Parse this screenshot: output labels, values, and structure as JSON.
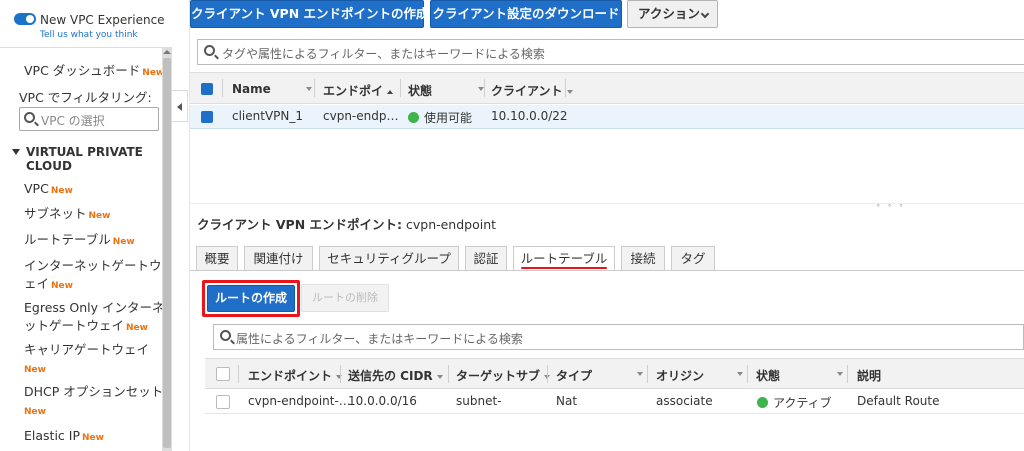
{
  "sidebar": {
    "experience_label": "New VPC Experience",
    "tell_us": "Tell us what you think",
    "new_badge": "New",
    "dashboard": "VPC ダッシュボード",
    "filter_label": "VPC でフィルタリング:",
    "filter_placeholder": "VPC の選択",
    "section": "VIRTUAL PRIVATE CLOUD",
    "items": [
      {
        "label": "VPC",
        "is_new": true
      },
      {
        "label": "サブネット",
        "is_new": true
      },
      {
        "label": "ルートテーブル",
        "is_new": true
      },
      {
        "label_line1": "インターネットゲートウ",
        "label_line2": "ェイ",
        "is_new": true
      },
      {
        "label_line1": "Egress Only インターネ",
        "label_line2": "ットゲートウェイ",
        "is_new": true
      },
      {
        "label_line1": "キャリアゲートウェイ",
        "is_new": true
      },
      {
        "label_line1": "DHCP オプションセット",
        "is_new": true
      },
      {
        "label": "Elastic IP",
        "is_new": true
      }
    ]
  },
  "toolbar": {
    "create_endpoint": "クライアント VPN エンドポイントの作成",
    "download_config": "クライアント設定のダウンロード",
    "actions": "アクション"
  },
  "search": {
    "placeholder": "タグや属性によるフィルター、またはキーワードによる検索"
  },
  "endpoints_table": {
    "columns": [
      "Name",
      "エンドポイ",
      "状態",
      "クライアント"
    ],
    "rows": [
      {
        "name": "clientVPN_1",
        "endpoint": "cvpn-endp…",
        "status": "使用可能",
        "client": "10.10.0.0/22"
      }
    ]
  },
  "details": {
    "title_label": "クライアント VPN エンドポイント:",
    "title_value": "cvpn-endpoint",
    "split_handle": "˚ ˚ ˚",
    "tabs": [
      "概要",
      "関連付け",
      "セキュリティグループ",
      "認証",
      "ルートテーブル",
      "接続",
      "タグ"
    ],
    "active_tab": "ルートテーブル",
    "create_route": "ルートの作成",
    "delete_route": "ルートの削除",
    "filter_placeholder": "属性によるフィルター、またはキーワードによる検索"
  },
  "routes_table": {
    "columns": [
      "エンドポイント",
      "送信先の CIDR",
      "ターゲットサブ",
      "タイプ",
      "オリジン",
      "状態",
      "説明"
    ],
    "rows": [
      {
        "endpoint": "cvpn-endpoint-…",
        "cidr": "10.0.0.0/16",
        "target": "subnet-",
        "type": "Nat",
        "origin": "associate",
        "status": "アクティブ",
        "description": "Default Route"
      }
    ]
  },
  "colors": {
    "primary_blue": "#1f6fc8",
    "new_orange": "#ec7211",
    "status_green": "#3cb54a",
    "highlight_red": "#e8151b"
  }
}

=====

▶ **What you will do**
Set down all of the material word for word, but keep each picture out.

▶ **Result of this task**
Parse this screenshot: output labels, values, and structure as JSON.
{
  "sidebar": {
    "experience_label": "New VPC Experience",
    "tell_us": "Tell us what you think",
    "new_badge": "New",
    "dashboard": "VPC ダッシュボード",
    "filter_label": "VPC でフィルタリング:",
    "filter_placeholder": "VPC の選択",
    "section": "VIRTUAL PRIVATE CLOUD",
    "items": [
      {
        "label": "VPC",
        "is_new": true
      },
      {
        "label": "サブネット",
        "is_new": true
      },
      {
        "label": "ルートテーブル",
        "is_new": true
      },
      {
        "label_line1": "インターネットゲートウ",
        "label_line2": "ェイ",
        "is_new": true
      },
      {
        "label_line1": "Egress Only インターネ",
        "label_line2": "ットゲートウェイ",
        "is_new": true
      },
      {
        "label_line1": "キャリアゲートウェイ",
        "is_new": true
      },
      {
        "label_line1": "DHCP オプションセット",
        "is_new": true
      },
      {
        "label": "Elastic IP",
        "is_new": true
      }
    ]
  },
  "toolbar": {
    "create_endpoint": "クライアント VPN エンドポイントの作成",
    "download_config": "クライアント設定のダウンロード",
    "actions": "アクション"
  },
  "search": {
    "placeholder": "タグや属性によるフィルター、またはキーワードによる検索"
  },
  "endpoints_table": {
    "columns": [
      "Name",
      "エンドポイ",
      "状態",
      "クライアント"
    ],
    "rows": [
      {
        "name": "clientVPN_1",
        "endpoint": "cvpn-endp…",
        "status": "使用可能",
        "client": "10.10.0.0/22"
      }
    ]
  },
  "details": {
    "title_label": "クライアント VPN エンドポイント:",
    "title_value": "cvpn-endpoint",
    "split_handle": "˚ ˚ ˚",
    "tabs": [
      "概要",
      "関連付け",
      "セキュリティグループ",
      "認証",
      "ルートテーブル",
      "接続",
      "タグ"
    ],
    "active_tab": "ルートテーブル",
    "create_route": "ルートの作成",
    "delete_route": "ルートの削除",
    "filter_placeholder": "属性によるフィルター、またはキーワードによる検索"
  },
  "routes_table": {
    "columns": [
      "エンドポイント",
      "送信先の CIDR",
      "ターゲットサブ",
      "タイプ",
      "オリジン",
      "状態",
      "説明"
    ],
    "rows": [
      {
        "endpoint": "cvpn-endpoint-…",
        "cidr": "10.0.0.0/16",
        "target": "subnet-",
        "type": "Nat",
        "origin": "associate",
        "status": "アクティブ",
        "description": "Default Route"
      }
    ]
  },
  "colors": {
    "primary_blue": "#1f6fc8",
    "new_orange": "#ec7211",
    "status_green": "#3cb54a",
    "highlight_red": "#e8151b"
  }
}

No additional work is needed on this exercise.